We discovered TURN8’s call for applications by “accident.” We didn’t participate in the usual hackathon or “innov-a-thons.” Instead, a simple Google search for where to take our ideas popped up many accelerators accepting applications. Instinctively, we chose to apply to TURN8. There was something uniquely intriguing about the name. Two days after submitting an application, we got an email from TURN8 requesting a Skype interview between Swappaholics and Mohammed Hamdy, who was the Managing Director of the TURN8 program. “That escalated quickly,” I said to my co-founder Michael Ocansey.

The Skype interview lasted for about 30 minutes; questions relating to how we came up with the idea, what problem we sought to solve and how we planned on monetizing our application came in thick and fast. Hamdy was very precise and knew how to aim for the jugular with his intuitive and deep searching questions. One question that I termed the “shark attack” question was “are you ready to quit your full-time job and take up this venture?” At this point there was no turning back.

The interview ended with “you will hear from us soon.” A week later we were notified of our pre-selection. We were the first team to be selected for TURN8 Round 4. Due diligence stage commenced. Lots of paperwork; lots of emails were exchanged and we were officially confirmed. Dubai, here we come! We jetted out of Ghana on February 6, 2015, using Ethiopia Air. We missed the connecting flight and spent a day in Addis Ababa. It was a very cold experience and coming from a tropical country; we had to brace ourselves. We landed in Dubai on February 8 at approximately 4:00 AM local time.

First cultural shock. Checked into our prized room, what is locally referred to as a partition room. It was no bigger than a cubicle. We had to adapt fast. Then came the food. No African food in sight. Time we introduced our tongues and taste buds to different cuisines.

On February 9 it was time to head to The Cribb, where TURN8 teams work. Armed with a map and an RTA card we set off. Everyone gets lost once in a while in a new environment. We ended up at a different Al Qouz. You couldn’t blame us. We hailed a cab and phoned the TURN8 Community Manager who gave the directions to the cab driver. One team (Cabit, now Paack) had arrived early for the start of the program. We exchanged pleasantries with them and settled in to work.

The program officially commenced and boy was it an exciting one, covering topics like business modeling, financials and other important knowledge entrepreneurs need to acquire to help them become better managers and steer the affairs of a startup. Passion alone cannot guarantee the success of your startup. Choosing mentors is one key pillar of the TURN8 program and it helps startups get invaluable knowledge and coaching from people with industry knowledge. Mentors, I term them as “rudders of a ship,” help steer a startup and avoid errors that have the potential of killing it.

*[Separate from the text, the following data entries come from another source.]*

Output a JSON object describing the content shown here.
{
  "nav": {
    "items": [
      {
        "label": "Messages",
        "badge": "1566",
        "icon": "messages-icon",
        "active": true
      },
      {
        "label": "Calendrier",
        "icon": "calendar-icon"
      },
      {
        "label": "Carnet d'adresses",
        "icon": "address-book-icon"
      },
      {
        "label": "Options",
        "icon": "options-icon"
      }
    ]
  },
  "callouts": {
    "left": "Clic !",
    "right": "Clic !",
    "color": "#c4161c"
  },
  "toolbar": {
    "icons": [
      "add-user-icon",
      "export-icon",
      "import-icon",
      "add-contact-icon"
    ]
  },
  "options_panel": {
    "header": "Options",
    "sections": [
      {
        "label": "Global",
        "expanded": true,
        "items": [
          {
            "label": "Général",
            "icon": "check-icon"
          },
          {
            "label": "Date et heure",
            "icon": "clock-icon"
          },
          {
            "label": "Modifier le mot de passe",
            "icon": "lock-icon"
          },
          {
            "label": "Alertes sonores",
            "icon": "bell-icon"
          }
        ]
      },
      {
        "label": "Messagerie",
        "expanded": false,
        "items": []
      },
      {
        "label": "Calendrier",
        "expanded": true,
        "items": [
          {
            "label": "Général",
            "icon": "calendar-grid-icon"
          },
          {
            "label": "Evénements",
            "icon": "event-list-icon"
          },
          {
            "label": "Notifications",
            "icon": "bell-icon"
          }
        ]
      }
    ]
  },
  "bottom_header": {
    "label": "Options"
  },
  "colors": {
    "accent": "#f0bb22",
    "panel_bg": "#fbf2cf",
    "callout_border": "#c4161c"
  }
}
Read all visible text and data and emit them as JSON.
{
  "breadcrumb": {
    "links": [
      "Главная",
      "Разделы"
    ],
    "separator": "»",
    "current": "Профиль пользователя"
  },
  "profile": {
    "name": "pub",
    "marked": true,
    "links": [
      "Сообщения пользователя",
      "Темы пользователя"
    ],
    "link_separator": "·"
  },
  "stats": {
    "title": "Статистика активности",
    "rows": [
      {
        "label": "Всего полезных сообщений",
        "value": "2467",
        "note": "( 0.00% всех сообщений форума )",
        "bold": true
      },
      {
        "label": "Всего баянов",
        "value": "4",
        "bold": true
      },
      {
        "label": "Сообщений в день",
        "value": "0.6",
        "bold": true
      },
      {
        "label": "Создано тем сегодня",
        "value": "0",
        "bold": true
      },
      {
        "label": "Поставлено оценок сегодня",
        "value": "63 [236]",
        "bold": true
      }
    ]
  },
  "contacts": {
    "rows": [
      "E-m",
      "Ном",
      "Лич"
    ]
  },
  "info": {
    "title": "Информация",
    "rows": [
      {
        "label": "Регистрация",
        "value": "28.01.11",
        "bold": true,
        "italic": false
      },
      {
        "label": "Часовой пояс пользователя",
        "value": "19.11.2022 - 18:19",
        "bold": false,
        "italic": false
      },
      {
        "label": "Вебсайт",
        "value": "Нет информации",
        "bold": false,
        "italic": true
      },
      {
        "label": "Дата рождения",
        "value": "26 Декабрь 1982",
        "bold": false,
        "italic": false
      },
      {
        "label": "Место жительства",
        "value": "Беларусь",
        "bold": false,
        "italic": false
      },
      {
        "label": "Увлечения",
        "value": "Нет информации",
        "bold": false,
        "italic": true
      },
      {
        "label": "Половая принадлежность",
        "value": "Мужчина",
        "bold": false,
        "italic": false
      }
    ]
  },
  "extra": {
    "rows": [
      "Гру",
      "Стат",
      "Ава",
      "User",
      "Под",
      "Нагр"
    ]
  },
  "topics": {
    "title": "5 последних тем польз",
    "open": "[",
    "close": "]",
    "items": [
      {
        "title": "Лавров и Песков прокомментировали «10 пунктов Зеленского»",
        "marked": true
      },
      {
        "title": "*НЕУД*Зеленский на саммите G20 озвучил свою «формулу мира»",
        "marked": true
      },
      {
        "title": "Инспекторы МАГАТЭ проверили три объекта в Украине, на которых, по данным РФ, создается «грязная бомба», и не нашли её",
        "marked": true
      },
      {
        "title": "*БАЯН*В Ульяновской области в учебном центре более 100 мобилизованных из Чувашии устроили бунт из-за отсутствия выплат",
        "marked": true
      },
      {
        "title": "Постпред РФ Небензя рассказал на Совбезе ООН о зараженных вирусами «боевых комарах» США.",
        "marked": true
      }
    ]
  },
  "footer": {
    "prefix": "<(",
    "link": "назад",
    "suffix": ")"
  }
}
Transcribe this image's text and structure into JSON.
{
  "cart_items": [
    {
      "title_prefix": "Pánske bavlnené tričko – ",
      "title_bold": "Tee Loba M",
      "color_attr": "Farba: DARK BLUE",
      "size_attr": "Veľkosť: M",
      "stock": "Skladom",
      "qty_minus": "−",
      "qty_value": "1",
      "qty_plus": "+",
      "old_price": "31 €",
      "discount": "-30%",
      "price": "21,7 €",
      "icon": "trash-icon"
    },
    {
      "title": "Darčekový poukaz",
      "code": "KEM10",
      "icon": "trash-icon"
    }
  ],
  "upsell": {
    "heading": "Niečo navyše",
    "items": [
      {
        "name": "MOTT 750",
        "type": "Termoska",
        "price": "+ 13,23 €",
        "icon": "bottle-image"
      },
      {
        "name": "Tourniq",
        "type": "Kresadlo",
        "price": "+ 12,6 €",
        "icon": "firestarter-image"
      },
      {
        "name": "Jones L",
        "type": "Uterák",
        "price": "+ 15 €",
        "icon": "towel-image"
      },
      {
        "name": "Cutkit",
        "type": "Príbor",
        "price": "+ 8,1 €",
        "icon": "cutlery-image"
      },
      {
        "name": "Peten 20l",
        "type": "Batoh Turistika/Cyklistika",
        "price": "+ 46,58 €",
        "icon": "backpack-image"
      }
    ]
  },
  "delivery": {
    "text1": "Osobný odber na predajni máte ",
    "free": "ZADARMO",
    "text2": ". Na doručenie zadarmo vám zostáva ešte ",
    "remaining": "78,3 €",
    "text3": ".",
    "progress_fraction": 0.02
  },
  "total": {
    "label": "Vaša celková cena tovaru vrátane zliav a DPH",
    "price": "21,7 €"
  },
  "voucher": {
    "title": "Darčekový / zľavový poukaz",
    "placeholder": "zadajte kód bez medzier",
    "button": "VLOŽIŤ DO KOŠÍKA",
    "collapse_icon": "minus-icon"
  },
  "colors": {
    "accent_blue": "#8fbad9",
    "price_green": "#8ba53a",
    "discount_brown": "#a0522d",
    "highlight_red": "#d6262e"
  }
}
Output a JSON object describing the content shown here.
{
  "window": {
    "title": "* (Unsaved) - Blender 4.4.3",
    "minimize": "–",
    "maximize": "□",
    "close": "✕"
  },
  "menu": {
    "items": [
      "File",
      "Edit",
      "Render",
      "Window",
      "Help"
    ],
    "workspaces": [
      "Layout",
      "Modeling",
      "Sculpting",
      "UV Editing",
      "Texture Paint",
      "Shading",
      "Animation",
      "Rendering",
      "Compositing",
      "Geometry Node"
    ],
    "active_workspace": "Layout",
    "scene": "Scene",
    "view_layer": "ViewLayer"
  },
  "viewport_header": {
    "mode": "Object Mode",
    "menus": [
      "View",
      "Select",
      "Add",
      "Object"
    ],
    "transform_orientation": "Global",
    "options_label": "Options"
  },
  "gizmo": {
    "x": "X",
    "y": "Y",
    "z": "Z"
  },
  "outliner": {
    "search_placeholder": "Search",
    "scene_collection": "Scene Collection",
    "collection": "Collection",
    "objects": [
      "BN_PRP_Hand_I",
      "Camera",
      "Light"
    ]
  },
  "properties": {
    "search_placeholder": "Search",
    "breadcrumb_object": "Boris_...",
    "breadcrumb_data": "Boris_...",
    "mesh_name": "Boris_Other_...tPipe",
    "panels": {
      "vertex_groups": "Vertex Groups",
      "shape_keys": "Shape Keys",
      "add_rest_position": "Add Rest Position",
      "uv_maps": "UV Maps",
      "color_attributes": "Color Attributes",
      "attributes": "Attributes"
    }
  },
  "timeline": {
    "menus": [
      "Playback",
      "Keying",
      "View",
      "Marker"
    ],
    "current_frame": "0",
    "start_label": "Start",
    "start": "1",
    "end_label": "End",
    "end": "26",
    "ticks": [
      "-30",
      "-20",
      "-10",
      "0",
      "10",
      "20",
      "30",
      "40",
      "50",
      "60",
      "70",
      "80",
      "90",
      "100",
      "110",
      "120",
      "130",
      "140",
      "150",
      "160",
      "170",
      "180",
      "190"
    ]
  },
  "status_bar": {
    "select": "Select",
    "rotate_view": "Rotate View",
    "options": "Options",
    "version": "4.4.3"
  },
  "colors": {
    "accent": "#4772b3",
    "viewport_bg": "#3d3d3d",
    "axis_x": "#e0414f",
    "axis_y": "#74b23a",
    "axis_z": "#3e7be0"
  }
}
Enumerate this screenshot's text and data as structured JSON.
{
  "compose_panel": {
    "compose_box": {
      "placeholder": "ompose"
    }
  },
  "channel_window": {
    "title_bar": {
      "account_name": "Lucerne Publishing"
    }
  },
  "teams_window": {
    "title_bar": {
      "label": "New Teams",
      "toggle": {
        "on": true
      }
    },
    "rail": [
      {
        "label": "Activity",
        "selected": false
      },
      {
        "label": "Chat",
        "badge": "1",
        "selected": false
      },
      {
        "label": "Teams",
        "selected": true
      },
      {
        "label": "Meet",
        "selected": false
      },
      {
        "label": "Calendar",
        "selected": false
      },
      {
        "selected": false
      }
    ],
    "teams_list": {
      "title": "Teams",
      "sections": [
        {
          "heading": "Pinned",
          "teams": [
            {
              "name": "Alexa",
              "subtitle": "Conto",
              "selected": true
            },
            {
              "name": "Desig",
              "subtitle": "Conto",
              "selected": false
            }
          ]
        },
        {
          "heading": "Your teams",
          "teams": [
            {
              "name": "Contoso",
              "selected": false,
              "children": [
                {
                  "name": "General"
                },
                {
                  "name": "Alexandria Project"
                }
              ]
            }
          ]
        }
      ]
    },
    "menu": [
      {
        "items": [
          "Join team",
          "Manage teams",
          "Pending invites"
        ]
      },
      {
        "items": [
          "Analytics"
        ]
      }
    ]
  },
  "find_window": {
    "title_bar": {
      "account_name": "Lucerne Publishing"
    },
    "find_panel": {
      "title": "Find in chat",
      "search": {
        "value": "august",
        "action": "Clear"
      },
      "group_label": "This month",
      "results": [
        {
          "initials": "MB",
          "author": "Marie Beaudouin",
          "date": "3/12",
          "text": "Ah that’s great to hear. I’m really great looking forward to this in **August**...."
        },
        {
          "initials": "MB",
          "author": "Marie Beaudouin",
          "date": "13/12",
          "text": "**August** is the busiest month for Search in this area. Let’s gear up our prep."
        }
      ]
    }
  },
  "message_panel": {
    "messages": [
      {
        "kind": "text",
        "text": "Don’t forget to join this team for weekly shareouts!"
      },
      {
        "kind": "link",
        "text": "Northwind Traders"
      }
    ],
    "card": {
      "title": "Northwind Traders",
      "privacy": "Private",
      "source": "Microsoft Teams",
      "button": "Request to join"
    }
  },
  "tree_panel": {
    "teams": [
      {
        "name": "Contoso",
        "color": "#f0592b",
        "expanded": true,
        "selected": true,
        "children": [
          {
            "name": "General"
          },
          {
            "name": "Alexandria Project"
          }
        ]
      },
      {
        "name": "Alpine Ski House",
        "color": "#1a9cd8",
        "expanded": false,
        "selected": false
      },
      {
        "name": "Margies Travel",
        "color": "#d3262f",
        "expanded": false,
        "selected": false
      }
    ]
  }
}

From pitching events, barbecue parties, prototype building, etc., TURN8 has helped shaped our perspective in the startup business. TURN8 is more than an accelerator; it’s a family that is bent on making everyone succeed. You are chided if you go wrong, encouraged and praised if you do things right. You learn not to take anything personal but rather strive to improve who you are. Many of us came into the program with only passion as a tool, but we have acquired enormous knowledge that can last a lifetime. It’s been one heck of an amazing journey and we have no regrets for joining this beautiful experience.

Now all pumped up, psyched up and ready we await the Investor Demo Day on June 13, 2015. It’s going to be a celebration of handwork from these 120 acceleration days. The Arabian night is going to be lit by beautiful ideas. Join us as we make history.

More about Swappaholics find here:

Author: Francis Obirikorang, CEO at Swappaholics